The foundation of our training lies in the main operating room. More than half of our operating rooms are dedicated to the great variety of procedures performed in this ever-broadening arena: General Surgery, Plastic Surgery, Orthopedic Surgery, Otolaryngology, Gynecology, Urology, Vascular Surgery, Neurosurgery and Trauma Surgery comprise an abridged list of all those who work here.
The General OR is every resident's first rotation, as well as where most of the first clinical training year is spent. It is where our first two books are read and where the clinical habits of a lifetime are forged. Our General Inpatient Operating Room is one of great camaraderie and collegiality. We know how fortunate we are to get to perform anesthesia every day and we do not forget it. It is our pleasure to instill this same passion for the field in each of our residents.
We take an "Airway First" approach to Anesthesiology. We initially teach the use of both common laryngoscope blades along an anatomy guided algorithm. This same algorithm quickly leads to training in ancillary airway devices of primary importance, such as the LMA and bougie, as well as more advanced devices like the fiberoptic bronchoscope, lightwand, Bullard and Glidescope. Every device has a failure rate, so we train everyone in several different tools to provide safe redundancy. We especially emphasize the awake intubation to remain comfortably aligned with the American Board of Anesthesiology’s Difficult Airway Algorithm.
Our residents perform dozens of awake fiberoptic intubations during their residency and can do so in 5-10 minutes. This technique must be crisp and efficient or it will be underutilized later, especially in the private sector. We teach numerous methods to obliterate the cough and gag reflex to include nerve blocks and topical approaches. The sedation for such procedures can be complex and is adjusted for each patient.
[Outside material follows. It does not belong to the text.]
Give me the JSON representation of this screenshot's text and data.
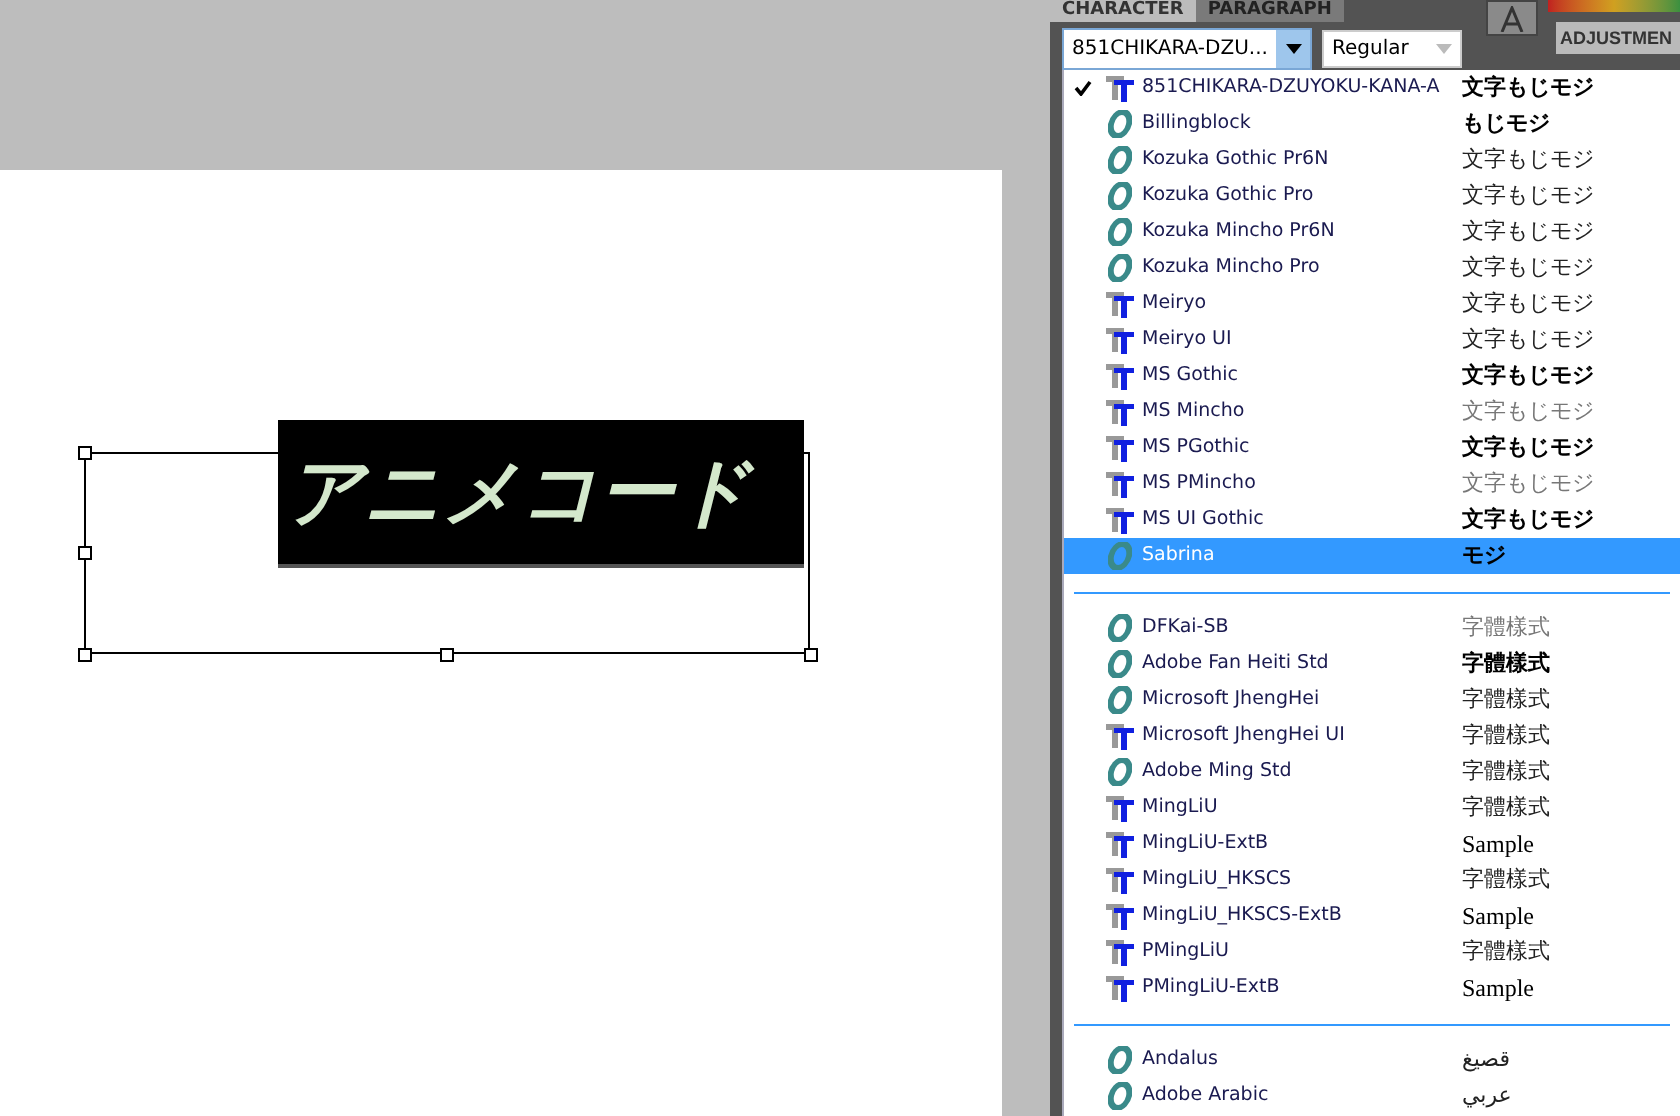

We have more than a dozen fiberscopes available in our operating room at all times, which has allowed our residents to get their “scope time” below 10 seconds. The last 150 graduates from our program have acquired this skill through the only known method for advanced skills acquisition: practice. We also expect dozens of lightwands, intubating LMAs, bullards and glidescopes to round out more than 200 ancillary airway intubations while training in our OR.
Anesthetic maintenance is especially valued in our training scheme because it is the key to a safe, smooth and timely emergence. We teach and use isoflurane, sevoflurane, desflurane, as well as the judicious use of nitrous oxide. Agent selection is a crucial decision we make each case based upon procedure duration, closure time, opioid selection, whether or not nitrous oxide can be used, and the storage characteristics of each agent. Opioids are also crucial to the practice of anesthesiology. Although advanced utilization will be taught on our Acute Pain Service, our Chronic Pain month, and during our Neuroanesthesia rotations, the introduction to the judicious use of opioids begins in the general operating room. By the end of residency, our trainees are comfortable in the use of more than a dozen opioids, and especially comfortable with intraoperative infusions of fentanyl, sufentanil, alfentanil, and remifentanyl.